Data provided START

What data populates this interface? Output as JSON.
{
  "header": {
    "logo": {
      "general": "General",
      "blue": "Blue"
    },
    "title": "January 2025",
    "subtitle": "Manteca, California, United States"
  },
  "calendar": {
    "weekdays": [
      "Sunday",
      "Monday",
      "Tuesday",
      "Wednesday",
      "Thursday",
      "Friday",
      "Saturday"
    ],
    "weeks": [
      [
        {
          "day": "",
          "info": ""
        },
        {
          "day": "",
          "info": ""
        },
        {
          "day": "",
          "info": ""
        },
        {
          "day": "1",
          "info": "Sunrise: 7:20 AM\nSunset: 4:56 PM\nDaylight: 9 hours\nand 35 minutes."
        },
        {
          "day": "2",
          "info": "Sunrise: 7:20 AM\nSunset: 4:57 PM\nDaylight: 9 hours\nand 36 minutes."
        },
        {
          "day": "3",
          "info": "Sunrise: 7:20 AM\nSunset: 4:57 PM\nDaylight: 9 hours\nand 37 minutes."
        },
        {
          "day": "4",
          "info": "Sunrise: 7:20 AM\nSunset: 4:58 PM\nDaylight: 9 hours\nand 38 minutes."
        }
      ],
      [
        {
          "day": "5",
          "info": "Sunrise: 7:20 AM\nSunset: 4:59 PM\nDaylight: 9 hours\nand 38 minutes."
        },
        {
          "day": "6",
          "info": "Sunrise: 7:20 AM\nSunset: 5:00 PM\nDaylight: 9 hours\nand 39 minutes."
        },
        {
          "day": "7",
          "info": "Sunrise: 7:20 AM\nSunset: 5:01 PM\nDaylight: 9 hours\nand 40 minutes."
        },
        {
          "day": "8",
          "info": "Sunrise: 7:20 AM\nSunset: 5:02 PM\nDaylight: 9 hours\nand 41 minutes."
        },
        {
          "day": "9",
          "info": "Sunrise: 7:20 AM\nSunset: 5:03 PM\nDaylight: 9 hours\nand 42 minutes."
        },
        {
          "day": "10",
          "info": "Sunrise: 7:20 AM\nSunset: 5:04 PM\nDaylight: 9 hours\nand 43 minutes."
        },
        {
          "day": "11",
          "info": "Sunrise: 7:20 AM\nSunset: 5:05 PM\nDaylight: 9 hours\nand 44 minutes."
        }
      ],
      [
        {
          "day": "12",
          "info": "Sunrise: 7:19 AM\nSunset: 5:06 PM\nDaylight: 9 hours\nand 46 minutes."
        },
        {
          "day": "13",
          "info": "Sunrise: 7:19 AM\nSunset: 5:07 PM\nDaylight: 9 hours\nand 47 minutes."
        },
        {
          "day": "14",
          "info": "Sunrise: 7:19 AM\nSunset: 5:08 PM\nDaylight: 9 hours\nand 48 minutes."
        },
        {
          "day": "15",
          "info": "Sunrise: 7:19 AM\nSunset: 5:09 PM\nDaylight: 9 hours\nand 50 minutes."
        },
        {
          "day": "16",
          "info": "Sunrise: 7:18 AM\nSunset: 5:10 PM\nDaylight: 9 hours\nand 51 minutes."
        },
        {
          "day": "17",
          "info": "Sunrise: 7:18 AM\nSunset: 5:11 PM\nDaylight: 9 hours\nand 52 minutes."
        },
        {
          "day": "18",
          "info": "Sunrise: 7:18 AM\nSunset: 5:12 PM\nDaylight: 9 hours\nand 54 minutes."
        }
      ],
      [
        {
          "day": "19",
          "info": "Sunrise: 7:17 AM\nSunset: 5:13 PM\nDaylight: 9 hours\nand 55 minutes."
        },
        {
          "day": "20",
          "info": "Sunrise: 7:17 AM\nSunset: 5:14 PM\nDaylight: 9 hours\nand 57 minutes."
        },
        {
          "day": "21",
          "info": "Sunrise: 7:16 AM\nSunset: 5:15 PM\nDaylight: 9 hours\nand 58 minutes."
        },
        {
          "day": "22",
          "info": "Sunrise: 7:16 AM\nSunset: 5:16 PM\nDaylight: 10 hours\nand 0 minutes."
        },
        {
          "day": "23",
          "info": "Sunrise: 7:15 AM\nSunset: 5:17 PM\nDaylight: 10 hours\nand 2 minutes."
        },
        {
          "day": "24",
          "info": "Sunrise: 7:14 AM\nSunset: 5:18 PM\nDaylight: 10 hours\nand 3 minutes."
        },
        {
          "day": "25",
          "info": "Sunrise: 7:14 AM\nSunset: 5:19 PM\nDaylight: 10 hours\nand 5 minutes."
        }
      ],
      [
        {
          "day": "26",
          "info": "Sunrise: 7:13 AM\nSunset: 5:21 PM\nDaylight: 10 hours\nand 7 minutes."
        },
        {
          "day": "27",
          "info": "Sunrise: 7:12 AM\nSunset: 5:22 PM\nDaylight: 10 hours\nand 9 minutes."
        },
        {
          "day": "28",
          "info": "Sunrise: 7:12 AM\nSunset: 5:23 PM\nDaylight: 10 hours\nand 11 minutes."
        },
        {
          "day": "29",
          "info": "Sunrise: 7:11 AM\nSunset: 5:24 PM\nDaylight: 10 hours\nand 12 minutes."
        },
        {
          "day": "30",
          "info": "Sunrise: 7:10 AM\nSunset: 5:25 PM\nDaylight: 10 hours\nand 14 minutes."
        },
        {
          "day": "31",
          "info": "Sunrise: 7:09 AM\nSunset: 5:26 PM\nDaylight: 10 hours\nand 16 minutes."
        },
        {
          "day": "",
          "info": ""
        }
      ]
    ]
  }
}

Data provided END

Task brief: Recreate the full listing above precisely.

Written reply:
What data populates this interface? Output as JSON.
{
  "header": {
    "logo": {
      "general": "General",
      "blue": "Blue"
    },
    "title": "January 2025",
    "subtitle": "Manteca, California, United States"
  },
  "calendar": {
    "weekdays": [
      "Sunday",
      "Monday",
      "Tuesday",
      "Wednesday",
      "Thursday",
      "Friday",
      "Saturday"
    ],
    "weeks": [
      [
        {
          "day": "",
          "info": ""
        },
        {
          "day": "",
          "info": ""
        },
        {
          "day": "",
          "info": ""
        },
        {
          "day": "1",
          "info": "Sunrise: 7:20 AM\nSunset: 4:56 PM\nDaylight: 9 hours\nand 35 minutes."
        },
        {
          "day": "2",
          "info": "Sunrise: 7:20 AM\nSunset: 4:57 PM\nDaylight: 9 hours\nand 36 minutes."
        },
        {
          "day": "3",
          "info": "Sunrise: 7:20 AM\nSunset: 4:57 PM\nDaylight: 9 hours\nand 37 minutes."
        },
        {
          "day": "4",
          "info": "Sunrise: 7:20 AM\nSunset: 4:58 PM\nDaylight: 9 hours\nand 38 minutes."
        }
      ],
      [
        {
          "day": "5",
          "info": "Sunrise: 7:20 AM\nSunset: 4:59 PM\nDaylight: 9 hours\nand 38 minutes."
        },
        {
          "day": "6",
          "info": "Sunrise: 7:20 AM\nSunset: 5:00 PM\nDaylight: 9 hours\nand 39 minutes."
        },
        {
          "day": "7",
          "info": "Sunrise: 7:20 AM\nSunset: 5:01 PM\nDaylight: 9 hours\nand 40 minutes."
        },
        {
          "day": "8",
          "info": "Sunrise: 7:20 AM\nSunset: 5:02 PM\nDaylight: 9 hours\nand 41 minutes."
        },
        {
          "day": "9",
          "info": "Sunrise: 7:20 AM\nSunset: 5:03 PM\nDaylight: 9 hours\nand 42 minutes."
        },
        {
          "day": "10",
          "info": "Sunrise: 7:20 AM\nSunset: 5:04 PM\nDaylight: 9 hours\nand 43 minutes."
        },
        {
          "day": "11",
          "info": "Sunrise: 7:20 AM\nSunset: 5:05 PM\nDaylight: 9 hours\nand 44 minutes."
        }
      ],
      [
        {
          "day": "12",
          "info": "Sunrise: 7:19 AM\nSunset: 5:06 PM\nDaylight: 9 hours\nand 46 minutes."
        },
        {
          "day": "13",
          "info": "Sunrise: 7:19 AM\nSunset: 5:07 PM\nDaylight: 9 hours\nand 47 minutes."
        },
        {
          "day": "14",
          "info": "Sunrise: 7:19 AM\nSunset: 5:08 PM\nDaylight: 9 hours\nand 48 minutes."
        },
        {
          "day": "15",
          "info": "Sunrise: 7:19 AM\nSunset: 5:09 PM\nDaylight: 9 hours\nand 50 minutes."
        },
        {
          "day": "16",
          "info": "Sunrise: 7:18 AM\nSunset: 5:10 PM\nDaylight: 9 hours\nand 51 minutes."
        },
        {
          "day": "17",
          "info": "Sunrise: 7:18 AM\nSunset: 5:11 PM\nDaylight: 9 hours\nand 52 minutes."
        },
        {
          "day": "18",
          "info": "Sunrise: 7:18 AM\nSunset: 5:12 PM\nDaylight: 9 hours\nand 54 minutes."
        }
      ],
      [
        {
          "day": "19",
          "info": "Sunrise: 7:17 AM\nSunset: 5:13 PM\nDaylight: 9 hours\nand 55 minutes."
        },
        {
          "day": "20",
          "info": "Sunrise: 7:17 AM\nSunset: 5:14 PM\nDaylight: 9 hours\nand 57 minutes."
        },
        {
          "day": "21",
          "info": "Sunrise: 7:16 AM\nSunset: 5:15 PM\nDaylight: 9 hours\nand 58 minutes."
        },
        {
          "day": "22",
          "info": "Sunrise: 7:16 AM\nSunset: 5:16 PM\nDaylight: 10 hours\nand 0 minutes."
        },
        {
          "day": "23",
          "info": "Sunrise: 7:15 AM\nSunset: 5:17 PM\nDaylight: 10 hours\nand 2 minutes."
        },
        {
          "day": "24",
          "info": "Sunrise: 7:14 AM\nSunset: 5:18 PM\nDaylight: 10 hours\nand 3 minutes."
        },
        {
          "day": "25",
          "info": "Sunrise: 7:14 AM\nSunset: 5:19 PM\nDaylight: 10 hours\nand 5 minutes."
        }
      ],
      [
        {
          "day": "26",
          "info": "Sunrise: 7:13 AM\nSunset: 5:21 PM\nDaylight: 10 hours\nand 7 minutes."
        },
        {
          "day": "27",
          "info": "Sunrise: 7:12 AM\nSunset: 5:22 PM\nDaylight: 10 hours\nand 9 minutes."
        },
        {
          "day": "28",
          "info": "Sunrise: 7:12 AM\nSunset: 5:23 PM\nDaylight: 10 hours\nand 11 minutes."
        },
        {
          "day": "29",
          "info": "Sunrise: 7:11 AM\nSunset: 5:24 PM\nDaylight: 10 hours\nand 12 minutes."
        },
        {
          "day": "30",
          "info": "Sunrise: 7:10 AM\nSunset: 5:25 PM\nDaylight: 10 hours\nand 14 minutes."
        },
        {
          "day": "31",
          "info": "Sunrise: 7:09 AM\nSunset: 5:26 PM\nDaylight: 10 hours\nand 16 minutes."
        },
        {
          "day": "",
          "info": ""
        }
      ]
    ]
  }
}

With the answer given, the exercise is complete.